The featured image is a sketch of the Church in Turnham Green where Vincent taught Sunday School and preached beginning in November of 1876.

In late October of 1876, Vincent delivers his first sermon, at the Wesleyan Methodist Church in Richmond.  On November 19, he is brought aboard as a volunteer worker at Slade-Jones’ Congregational Church in Turnham Green, where he preaches and teaches Sunday school.  He becomes enamored with and enriched by hymnals and admits in correspondence he sings them as he walks alone and hopes to be able to one day creating paintings which inspire like hymns.

He also preaches in Petersham at this time.  In December of 1876, he and Anna will travel together back to Etten from London for the holidays and be joined by Theo for the Van Gogh family Christmas gathering.  In a letter written to his brother in November:

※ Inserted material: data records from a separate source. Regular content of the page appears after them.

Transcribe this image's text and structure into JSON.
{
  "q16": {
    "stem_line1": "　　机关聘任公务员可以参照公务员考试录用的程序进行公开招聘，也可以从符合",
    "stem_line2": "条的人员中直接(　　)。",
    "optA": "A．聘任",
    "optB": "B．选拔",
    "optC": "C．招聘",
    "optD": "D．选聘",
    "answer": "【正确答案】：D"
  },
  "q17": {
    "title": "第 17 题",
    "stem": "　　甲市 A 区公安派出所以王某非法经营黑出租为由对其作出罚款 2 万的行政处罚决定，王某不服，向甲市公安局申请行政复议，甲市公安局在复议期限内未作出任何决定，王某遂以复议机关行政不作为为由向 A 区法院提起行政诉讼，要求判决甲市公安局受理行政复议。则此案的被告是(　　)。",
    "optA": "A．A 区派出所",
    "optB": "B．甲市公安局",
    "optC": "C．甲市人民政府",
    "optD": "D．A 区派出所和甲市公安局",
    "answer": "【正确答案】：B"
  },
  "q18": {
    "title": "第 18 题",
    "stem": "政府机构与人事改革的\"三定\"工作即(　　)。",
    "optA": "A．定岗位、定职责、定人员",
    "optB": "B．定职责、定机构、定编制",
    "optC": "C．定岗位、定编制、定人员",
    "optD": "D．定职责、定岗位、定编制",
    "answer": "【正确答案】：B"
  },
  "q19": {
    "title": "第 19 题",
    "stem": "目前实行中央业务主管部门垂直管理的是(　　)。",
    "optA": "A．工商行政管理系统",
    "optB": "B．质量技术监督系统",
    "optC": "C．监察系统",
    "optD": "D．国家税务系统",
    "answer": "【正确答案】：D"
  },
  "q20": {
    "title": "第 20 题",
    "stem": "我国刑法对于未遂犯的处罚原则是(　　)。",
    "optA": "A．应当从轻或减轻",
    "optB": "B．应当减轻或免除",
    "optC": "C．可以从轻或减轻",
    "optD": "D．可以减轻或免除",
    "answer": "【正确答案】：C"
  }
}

“Last Sunday evening I went to a village on the Thames, Petersham. In the morning I had been at the Sunday school at Turnham Green, and went after sunset from there to Richmond and then on to Petersham. It grew dark early and I wasn’t sure of the way, it was a surprisingly muddy road over a kind of embankment or rise on the hill covered with gnarled elm trees and shrubs. At last I saw below the rise a light in a small house, and scrambled and waded over to it, and there I was told the way. But, old boy, there was a beautiful little wooden church with a kindly light at the end of that dark road, I read Acts V:14-16.12 Acts XII:5-17, Peter in prison, and Acts XX:7-37, Paul preaching in Macedonia, and then I told the story of John and Theagenes yet again. There was a harmonium in the church, played by a young woman from a boarding school that was attending en masse.

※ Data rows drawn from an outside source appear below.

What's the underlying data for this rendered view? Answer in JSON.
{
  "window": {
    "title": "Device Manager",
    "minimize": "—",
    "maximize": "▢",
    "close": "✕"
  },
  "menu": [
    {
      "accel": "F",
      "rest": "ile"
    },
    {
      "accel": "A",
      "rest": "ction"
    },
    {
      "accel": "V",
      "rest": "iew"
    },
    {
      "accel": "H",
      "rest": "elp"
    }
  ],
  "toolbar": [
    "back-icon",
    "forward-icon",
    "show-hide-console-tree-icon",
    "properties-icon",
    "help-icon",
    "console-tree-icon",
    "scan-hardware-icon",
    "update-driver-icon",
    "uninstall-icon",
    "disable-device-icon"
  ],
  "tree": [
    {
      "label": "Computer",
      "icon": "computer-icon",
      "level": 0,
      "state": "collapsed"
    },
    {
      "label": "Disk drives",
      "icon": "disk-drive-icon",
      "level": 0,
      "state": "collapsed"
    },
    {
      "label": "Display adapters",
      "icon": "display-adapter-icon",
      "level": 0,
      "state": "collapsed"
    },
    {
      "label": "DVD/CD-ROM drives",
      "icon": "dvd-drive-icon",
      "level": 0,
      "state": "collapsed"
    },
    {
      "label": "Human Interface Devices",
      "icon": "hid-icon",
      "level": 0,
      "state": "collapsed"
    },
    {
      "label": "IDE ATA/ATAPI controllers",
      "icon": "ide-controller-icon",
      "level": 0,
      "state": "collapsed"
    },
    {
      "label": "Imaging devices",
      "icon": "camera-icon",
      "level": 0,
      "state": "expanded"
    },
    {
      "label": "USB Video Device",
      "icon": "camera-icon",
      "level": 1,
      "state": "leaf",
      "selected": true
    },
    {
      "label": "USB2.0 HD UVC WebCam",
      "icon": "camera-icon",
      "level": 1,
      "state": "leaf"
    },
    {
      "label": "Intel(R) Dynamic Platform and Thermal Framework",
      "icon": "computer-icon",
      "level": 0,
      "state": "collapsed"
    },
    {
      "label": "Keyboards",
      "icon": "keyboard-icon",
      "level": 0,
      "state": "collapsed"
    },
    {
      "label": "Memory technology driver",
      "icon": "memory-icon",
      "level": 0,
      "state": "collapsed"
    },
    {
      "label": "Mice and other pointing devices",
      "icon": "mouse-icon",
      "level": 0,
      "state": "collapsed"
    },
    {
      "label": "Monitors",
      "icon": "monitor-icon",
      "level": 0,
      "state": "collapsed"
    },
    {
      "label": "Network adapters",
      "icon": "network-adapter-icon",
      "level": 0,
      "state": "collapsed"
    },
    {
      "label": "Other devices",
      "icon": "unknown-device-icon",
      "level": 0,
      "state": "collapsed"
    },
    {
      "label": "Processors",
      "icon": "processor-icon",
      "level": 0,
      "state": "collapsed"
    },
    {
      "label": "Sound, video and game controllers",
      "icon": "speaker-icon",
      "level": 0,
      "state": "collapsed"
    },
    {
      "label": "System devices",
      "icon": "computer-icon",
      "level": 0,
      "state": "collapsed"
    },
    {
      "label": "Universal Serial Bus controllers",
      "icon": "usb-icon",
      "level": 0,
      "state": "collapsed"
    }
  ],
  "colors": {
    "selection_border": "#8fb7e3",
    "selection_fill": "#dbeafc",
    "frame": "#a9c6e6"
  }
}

In the morning it was so beautiful on the way to Turnham Green, the chestnut trees and clear blue sky and the morning sun were reflected in the water of the Thames, the grass was gloriously green and everywhere all around the sound of church bells. The day before I’d gone on a long journey to London, I left here at 4 in the morning, arrived at Hyde Park at half past six, the mist was lying on the grass and leaves were falling from the trees, in the distance one saw the shimmering lights of street-lamps that hadn’t yet been put out, and the towers of Westminster Abbey and the Houses of Parliament, and the sun rose red in the morning mist – from there on to Whitechapel, that poor district of London, then to Chancery Lane and Westminster, then to Clapham to visit Mrs Loyer again, her birthday was the day before. She is indeed a widow in whose heart the psalms of David and the chapters of Isaiah are not dead but sleeping. Her name is written in the book of life. I also went to Mr Obach’s to see his wife and children again. Then from there to Lewisham, where I arrived at the Gladwells at half past three. It was exactly 3 months ago that I was there that Saturday their daughter was buried, I stayed with them around 3 hours and thoughts of many kinds occurred to all of us, too many to express. There I also wrote to Harry in Paris. I hope you’ll see him sometime.
It may well be that you too will go to Paris sometime. That night I was back here at half past ten, I went part of the way with the underground railway. Fortunately I’d received some money for Mr Jones. Am working on Ps. 42:1, My soul thirsteth for God, for the living God. At Petersham I told the congregation that they would be hearing poor English, but that when I spoke I thought of the man in the parable who said ‘have patience with me, and I will pay thee all’, God help me. At Mr Obach’s I saw the painting, or rather the sketch, by Boughton: the pilgrim’s progress. If you can ever get Bunyan’s Pilgrim’s progress, it’s very worthwhile reading. For my part I love it with heart and soul.  It’s night-time now, I’m still doing a bit of work for the Gladwells at Lewisham, copying out one thing and another etc.; one must strike while the iron is hot and soften the human heart when it is burning within us. Tomorrow off to London again for Mr Jones. Beneath that poem The journey of life and The three little chairs one should write: that in the dispensation of the fullness of times he might gather together in one all things in Christ, both which are in heaven, and which are on earth. So be it. A handshake in thought, give my regards to Mr and Mrs Tersteeg and to everyone at the Rooses’ and the Haanebeeks’ and the Van Stockums’ and the Mauves’, adieu and believe me
Your most loving brother

To Theo. Isleworth, Saturday, 25 November 1876